We can initialize PCA and t-SNE using the Scikit-learn library, while for UMAP, we need to initialize from a standalone library built based on Scikit-learn. We’ll use the library’s default values as the parameters for each algorithm. Next, we'll fit each algorithm with our data and apply dimensionality reduction.

embeddings = { "PCA embedding": PCA( n_components=2, random_state=0 ), "t-SNE embedding": TSNE( n_components=2, random_state=0 ), "UMAP embedding": UMAP( n_components=2, random_state=0 ) } projections = {} for name, transformer in embeddings.items(): print(f'Computing {name}...') projections[name] = transformer.fit_transform(data) |

As you can see from the visualization above, PCA's dimensionality reduction is insufficient to capture meaningful information from our data. This is understandable since PCA is a projection algorithm that performs best when the data is linearly separable. The first few principal components can explain the variance of the data. However, this is not the case for our MNIST dataset.

On the other hand, the results from both t-SNE and UMAP are pretty good. We can observe distinct clusters formed by data points belonging to different classes. The clusters formed by UMAP are slightly better than those by t-SNE, with fewer digits placed in incorrect clusters. From a runtime perspective, UMAP also outperforms t-SNE, as t-SNE's computational complexity increases as the number of data points grows.

### Applications of Dimensionality Reduction Algorithm

In addition to being highly useful for data visualization, all of the dimensionality reduction algorithms discussed in this article offer various benefits across different use cases:

**Natural Language Processing****(NLP) tasks**: These algorithms can visualize word embeddings from a large text corpus, making it easier to identify semantically similar words.**Clustering and Classification Tasks**: They can help create segments or clusters of data points in a lower-dimensional space, facilitating the identification of patterns and trends in the data.**Anomaly Detection**: These algorithms can identify outliers in the data, enabling us to address them appropriately during our data analysis.**Computer Vision**: They can assist in the compression of image or video data, leading to efficient data storage without losing important information.**Feature Selection and Feature Engineering**: These algorithms can remove redundant features, improving machine learning model performance and interpretability.

## Conclusion

Having too many features in our data can lead to the curse of dimensionality problem, where the feature space becomes excessively large. This introduces several issues, such as data sparsity, model performance degradation, and data interpretation difficulties. Dimensionality reduction algorithms address these problems by projecting the data onto a lower-dimensional space while preserving the global structure of the data.

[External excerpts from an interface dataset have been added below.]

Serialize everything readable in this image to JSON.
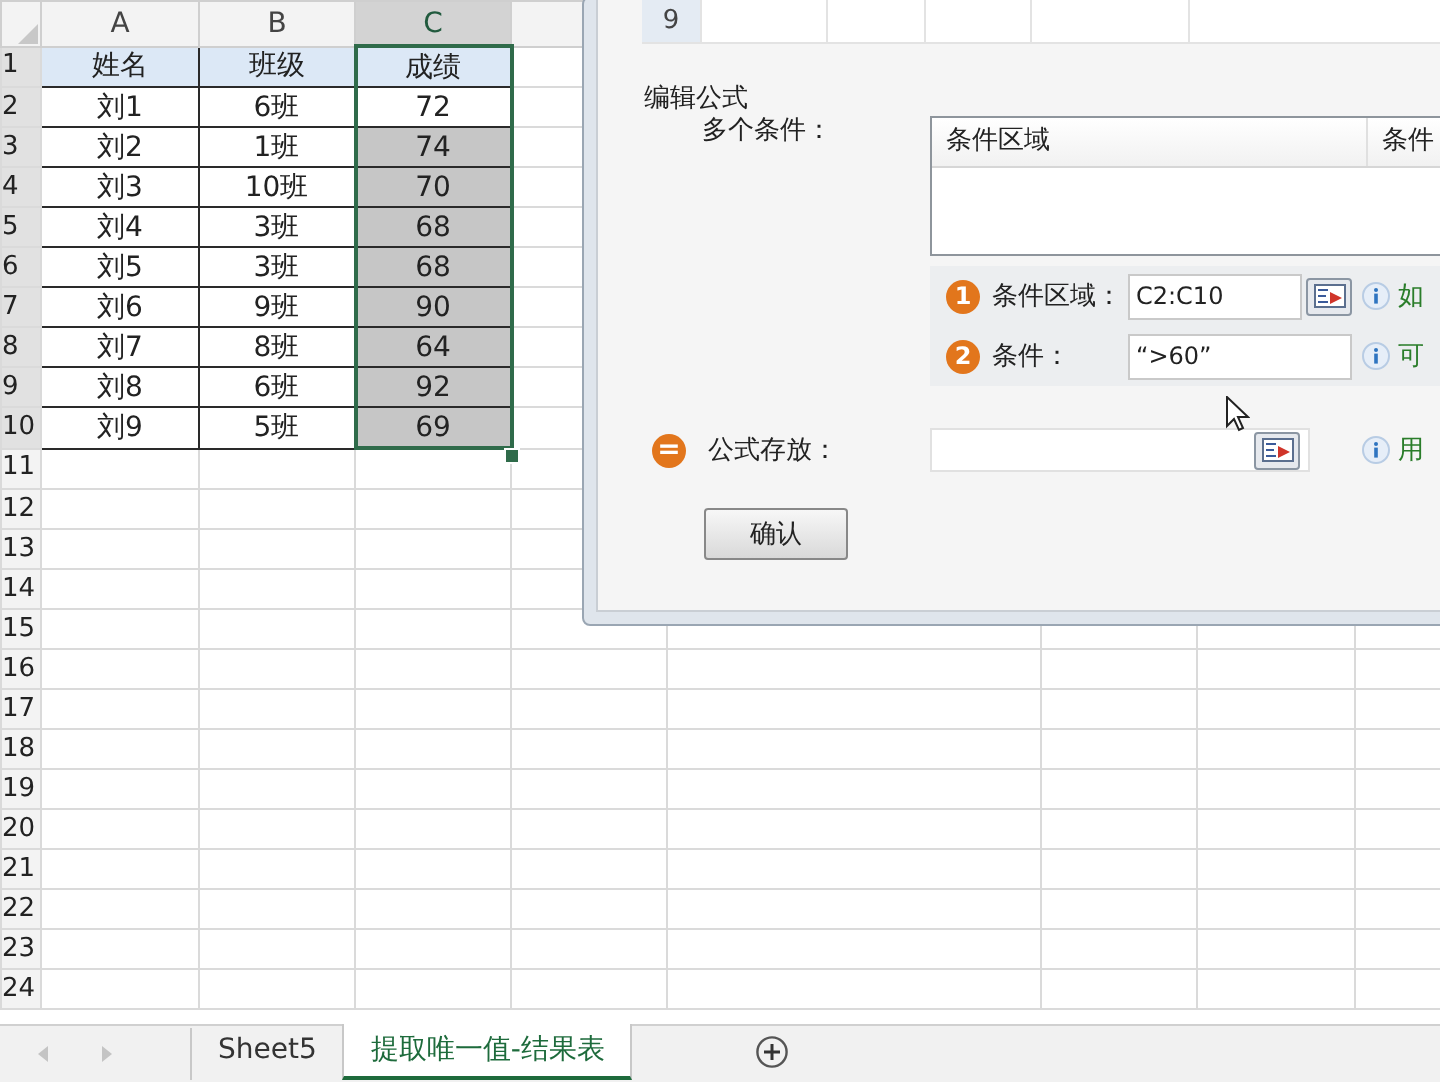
{
  "sheet": {
    "columns": [
      {
        "label": "A",
        "selected": false
      },
      {
        "label": "B",
        "selected": false
      },
      {
        "label": "C",
        "selected": true
      }
    ],
    "row_numbers": [
      {
        "label": "1",
        "selected": true
      },
      {
        "label": "2",
        "selected": true
      },
      {
        "label": "3",
        "selected": true
      },
      {
        "label": "4",
        "selected": true
      },
      {
        "label": "5",
        "selected": true
      },
      {
        "label": "6",
        "selected": true
      },
      {
        "label": "7",
        "selected": true
      },
      {
        "label": "8",
        "selected": true
      },
      {
        "label": "9",
        "selected": true
      },
      {
        "label": "10",
        "selected": true
      },
      {
        "label": "11",
        "selected": false
      },
      {
        "label": "12",
        "selected": false
      },
      {
        "label": "13",
        "selected": false
      },
      {
        "label": "14",
        "selected": false
      },
      {
        "label": "15",
        "selected": false
      },
      {
        "label": "16",
        "selected": false
      },
      {
        "label": "17",
        "selected": false
      },
      {
        "label": "18",
        "selected": false
      },
      {
        "label": "19",
        "selected": false
      },
      {
        "label": "20",
        "selected": false
      },
      {
        "label": "21",
        "selected": false
      },
      {
        "label": "22",
        "selected": false
      },
      {
        "label": "23",
        "selected": false
      },
      {
        "label": "24",
        "selected": false
      }
    ],
    "header": [
      "姓名",
      "班级",
      "成绩"
    ],
    "rows": [
      {
        "name": "刘1",
        "class": "6班",
        "score": "72",
        "selected": false
      },
      {
        "name": "刘2",
        "class": "1班",
        "score": "74",
        "selected": true
      },
      {
        "name": "刘3",
        "class": "10班",
        "score": "70",
        "selected": true
      },
      {
        "name": "刘4",
        "class": "3班",
        "score": "68",
        "selected": true
      },
      {
        "name": "刘5",
        "class": "3班",
        "score": "68",
        "selected": true
      },
      {
        "name": "刘6",
        "class": "9班",
        "score": "90",
        "selected": true
      },
      {
        "name": "刘7",
        "class": "8班",
        "score": "64",
        "selected": true
      },
      {
        "name": "刘8",
        "class": "6班",
        "score": "92",
        "selected": true
      },
      {
        "name": "刘9",
        "class": "5班",
        "score": "69",
        "selected": true
      }
    ]
  },
  "dialog": {
    "preview_row": "9",
    "section_title": "编辑公式",
    "conditions_label": "多个条件：",
    "list_columns": [
      "条件区域",
      "条件"
    ],
    "steps": [
      {
        "badge": "1",
        "label": "条件区域：",
        "value": "C2:C10",
        "picker": true,
        "hint": "如"
      },
      {
        "badge": "2",
        "label": "条件：",
        "value": "“>60”",
        "picker": false,
        "hint": "可"
      }
    ],
    "output": {
      "badge": "=",
      "label": "公式存放：",
      "picker": true,
      "hint": "用"
    },
    "confirm_button": "确认"
  },
  "sheet_tabs": [
    {
      "label": "Sheet5",
      "selected": false
    },
    {
      "label": "提取唯一值-结果表",
      "selected": true
    }
  ]
}
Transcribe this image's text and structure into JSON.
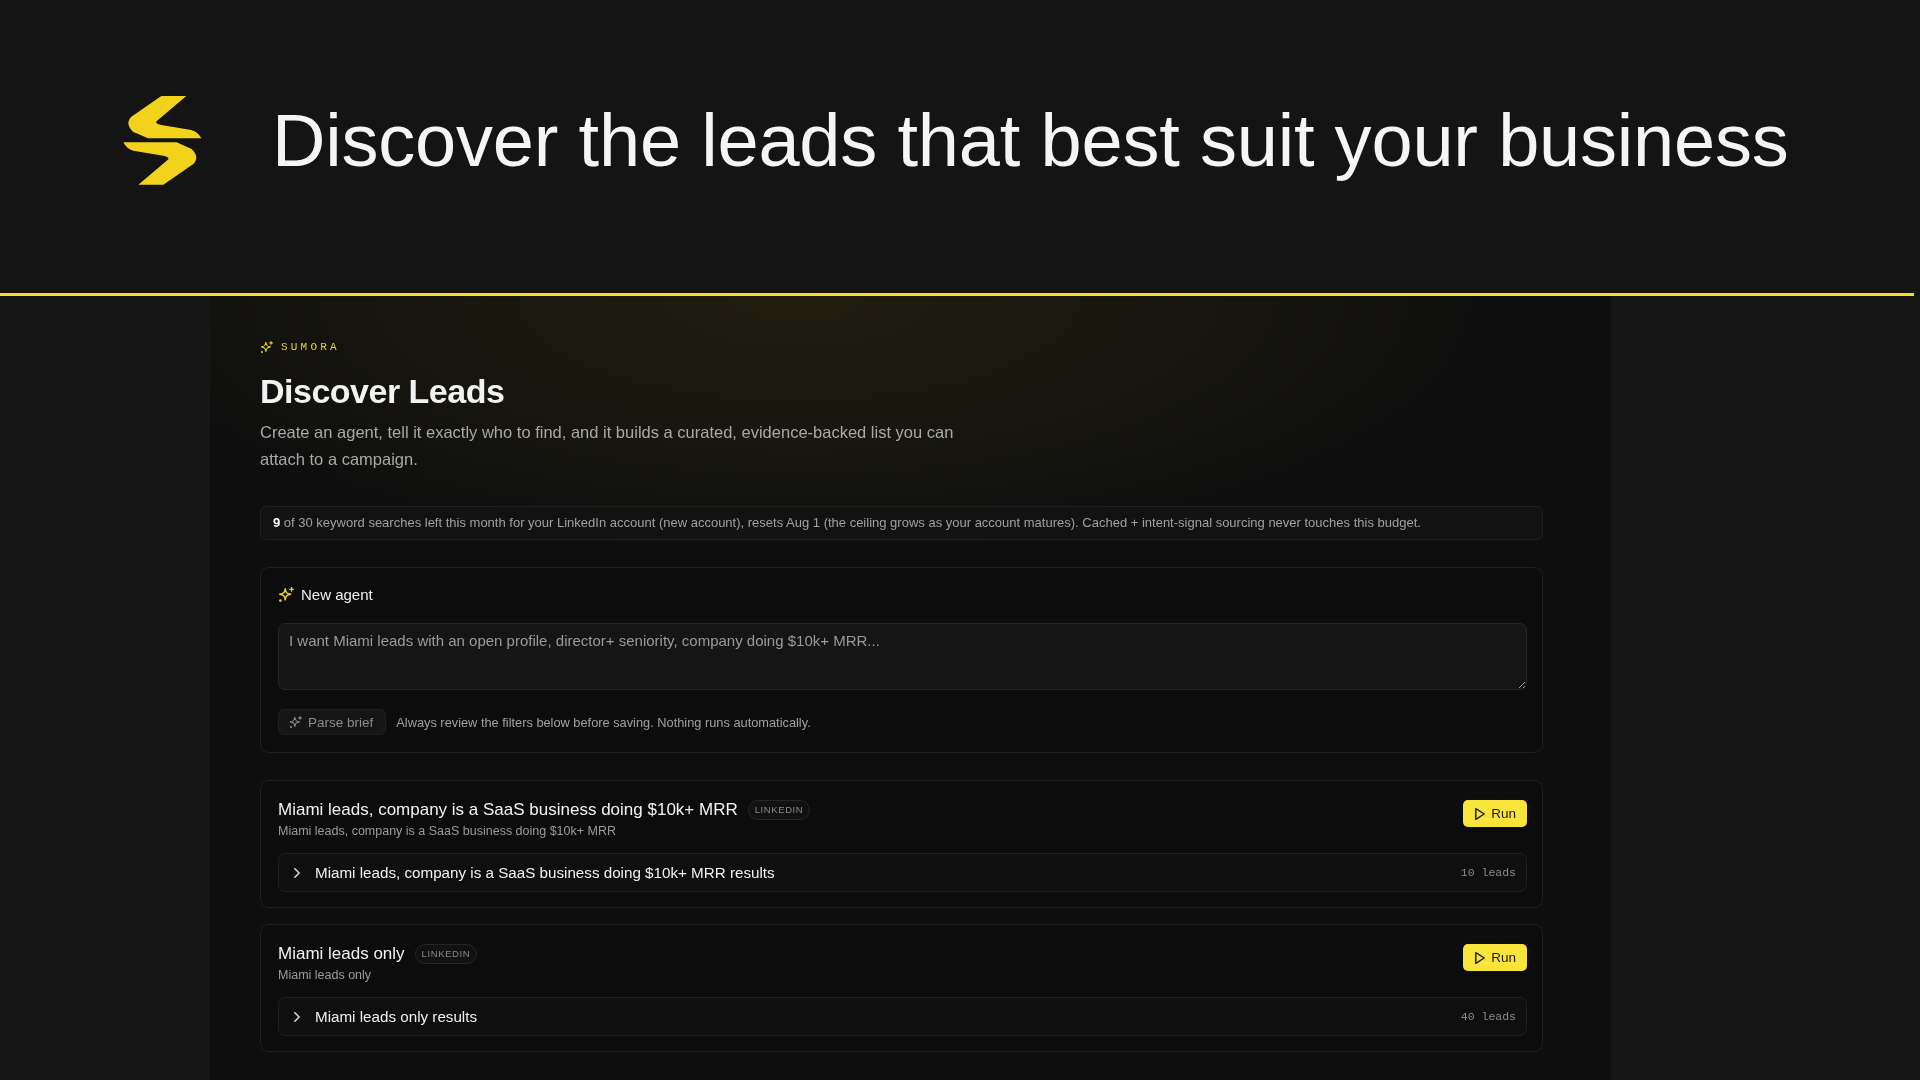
{
  "hero": {
    "headline": "Discover the leads that best suit your business"
  },
  "page": {
    "brand": "SUMORA",
    "title": "Discover Leads",
    "description": "Create an agent, tell it exactly who to find, and it builds a curated, evidence-backed list you can attach to a campaign."
  },
  "quota_notice": {
    "text": "**9** of 30 keyword searches left this month for your LinkedIn account (new account), resets Aug 1 (the ceiling grows as your account matures). Cached + intent-signal sourcing never touches this budget."
  },
  "new_agent": {
    "title": "New agent",
    "brief": {
      "placeholder": "I want Miami leads with an open profile, director+ seniority, company doing $10k+ MRR..."
    },
    "parse_button": {
      "label": "Parse brief",
      "disabled": true
    },
    "hint": "Always review the filters below before saving. Nothing runs automatically."
  },
  "agents": [
    {
      "name": "Miami leads, company is a SaaS business doing $10k+ MRR",
      "source": "LINKEDIN",
      "summary": "Miami leads, company is a SaaS business doing $10k+ MRR",
      "run_button": "Run",
      "results": {
        "label": "Miami leads, company is a SaaS business doing $10k+ MRR results",
        "count": "10 leads",
        "expanded": false
      }
    },
    {
      "name": "Miami leads only",
      "source": "LINKEDIN",
      "summary": "Miami leads only",
      "run_button": "Run",
      "results": {
        "label": "Miami leads only results",
        "count": "40 leads",
        "expanded": false
      }
    }
  ]
}
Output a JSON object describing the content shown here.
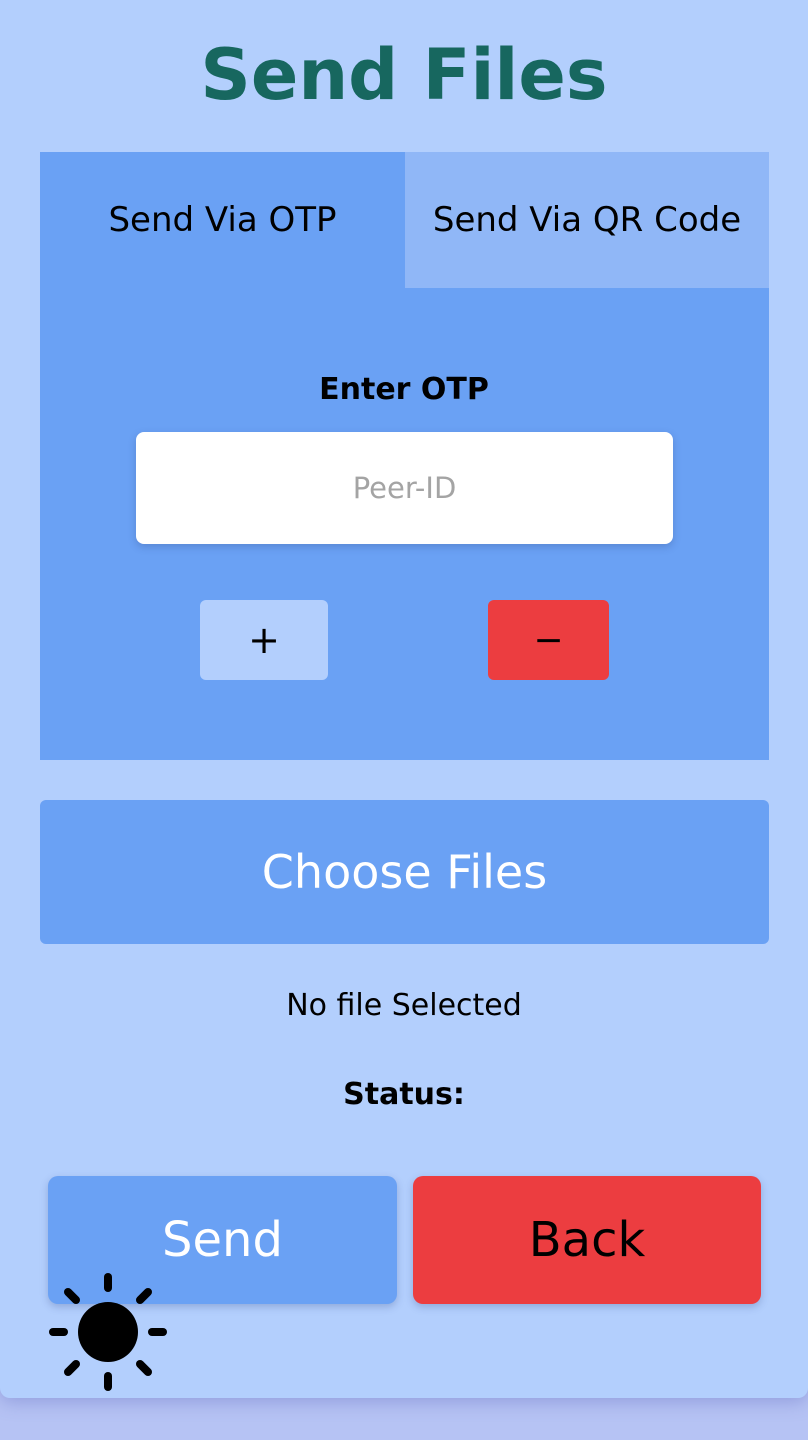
{
  "page": {
    "title": "Send Files"
  },
  "tabs": {
    "otp_label": "Send Via OTP",
    "qr_label": "Send Via QR Code",
    "active": "otp"
  },
  "otp": {
    "label": "Enter OTP",
    "input_value": "",
    "input_placeholder": "Peer-ID",
    "add_label": "+",
    "remove_label": "−"
  },
  "files": {
    "choose_label": "Choose Files",
    "selected_text": "No file Selected"
  },
  "status": {
    "label": "Status:",
    "value": ""
  },
  "actions": {
    "send_label": "Send",
    "back_label": "Back"
  },
  "theme": {
    "icon": "sun-icon"
  },
  "colors": {
    "title": "#17675f",
    "background": "#b3cffd",
    "primary": "#6aa1f4",
    "inactive_tab": "#90b7f7",
    "danger": "#ec3d40"
  }
}
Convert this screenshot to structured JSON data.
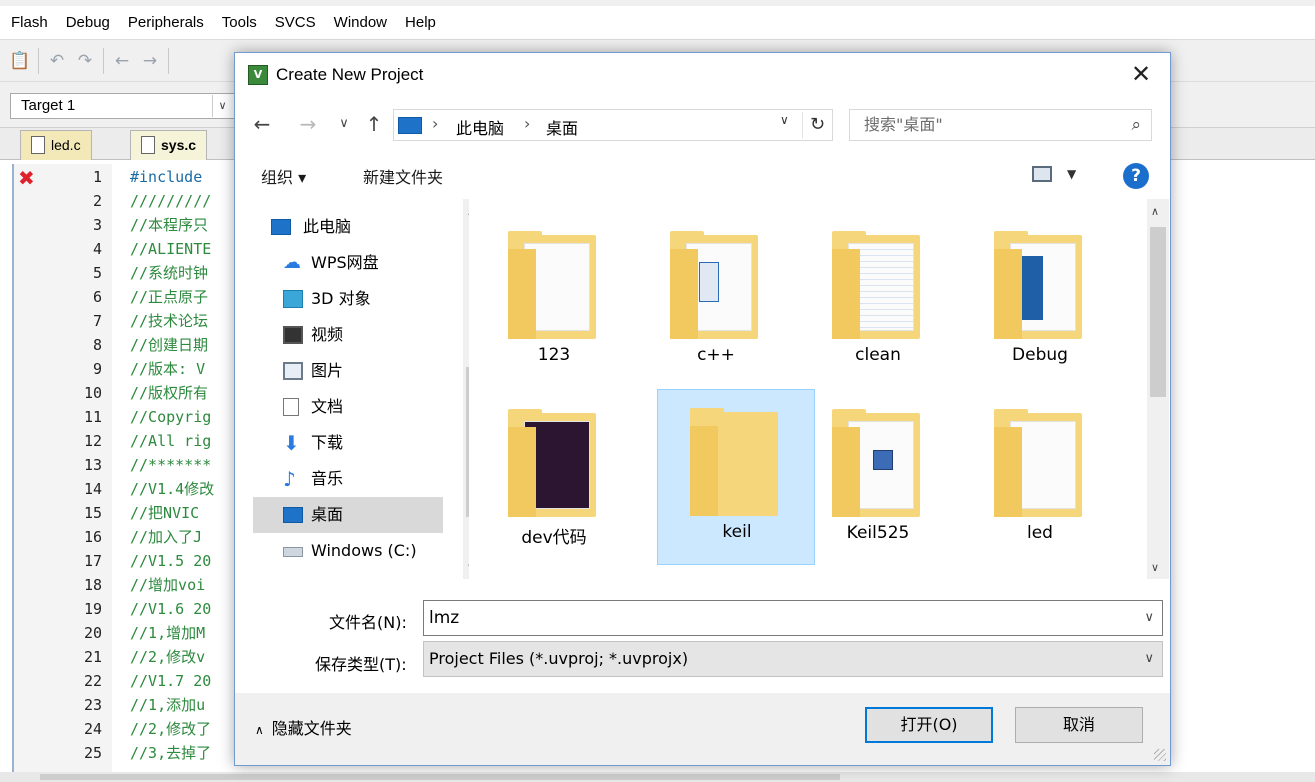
{
  "ide": {
    "menu": [
      "Flash",
      "Debug",
      "Peripherals",
      "Tools",
      "SVCS",
      "Window",
      "Help"
    ],
    "target": "Target 1",
    "tabs": [
      "led.c",
      "sys.c"
    ],
    "code_lines": [
      {
        "n": "1",
        "t": "#include"
      },
      {
        "n": "2",
        "t": "/////////"
      },
      {
        "n": "3",
        "t": "//本程序只"
      },
      {
        "n": "4",
        "t": "//ALIENTE"
      },
      {
        "n": "5",
        "t": "//系统时钟"
      },
      {
        "n": "6",
        "t": "//正点原子"
      },
      {
        "n": "7",
        "t": "//技术论坛"
      },
      {
        "n": "8",
        "t": "//创建日期"
      },
      {
        "n": "9",
        "t": "//版本: V"
      },
      {
        "n": "10",
        "t": "//版权所有"
      },
      {
        "n": "11",
        "t": "//Copyrig"
      },
      {
        "n": "12",
        "t": "//All rig"
      },
      {
        "n": "13",
        "t": "//*******"
      },
      {
        "n": "14",
        "t": "//V1.4修改"
      },
      {
        "n": "15",
        "t": "//把NVIC"
      },
      {
        "n": "16",
        "t": "//加入了J"
      },
      {
        "n": "17",
        "t": "//V1.5 20"
      },
      {
        "n": "18",
        "t": "//增加voi"
      },
      {
        "n": "19",
        "t": "//V1.6 20"
      },
      {
        "n": "20",
        "t": "//1,增加M"
      },
      {
        "n": "21",
        "t": "//2,修改v"
      },
      {
        "n": "22",
        "t": "//V1.7 20"
      },
      {
        "n": "23",
        "t": "//1,添加u"
      },
      {
        "n": "24",
        "t": "//2,修改了"
      },
      {
        "n": "25",
        "t": "//3,去掉了"
      }
    ]
  },
  "dialog": {
    "title": "Create New Project",
    "address": [
      "此电脑",
      "桌面"
    ],
    "search_placeholder": "搜索\"桌面\"",
    "organize": "组织 ▾",
    "new_folder": "新建文件夹",
    "nav_items": [
      {
        "label": "此电脑",
        "icon": "pc-icon"
      },
      {
        "label": "WPS网盘",
        "icon": "cloud-icon"
      },
      {
        "label": "3D 对象",
        "icon": "cube-icon"
      },
      {
        "label": "视频",
        "icon": "video-icon"
      },
      {
        "label": "图片",
        "icon": "picture-icon"
      },
      {
        "label": "文档",
        "icon": "document-icon"
      },
      {
        "label": "下载",
        "icon": "download-icon"
      },
      {
        "label": "音乐",
        "icon": "music-icon"
      },
      {
        "label": "桌面",
        "icon": "desktop-icon",
        "selected": true
      },
      {
        "label": "Windows (C:)",
        "icon": "drive-icon"
      }
    ],
    "folders": [
      {
        "name": "123"
      },
      {
        "name": "c++"
      },
      {
        "name": "clean"
      },
      {
        "name": "Debug"
      },
      {
        "name": "dev代码"
      },
      {
        "name": "keil",
        "selected": true
      },
      {
        "name": "Keil525"
      },
      {
        "name": "led"
      }
    ],
    "filename_label": "文件名(N):",
    "filename_value": "lmz",
    "filetype_label": "保存类型(T):",
    "filetype_value": "Project Files (*.uvproj; *.uvprojx)",
    "hide_folders": "隐藏文件夹",
    "save_button": "打开(O)",
    "cancel_button": "取消"
  }
}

PCA produces excellent results when our data points are linearly separable, and the first few principal components can explain the variance of the data. For more complex data points, t-SNE and UMAP are better choices. However, when dealing with many data points, UMAP is preferable due to its superior computational efficiency compared to t-SNE.

We hope this article helps you get started with the concept of dimensionality reduction. Happy learning!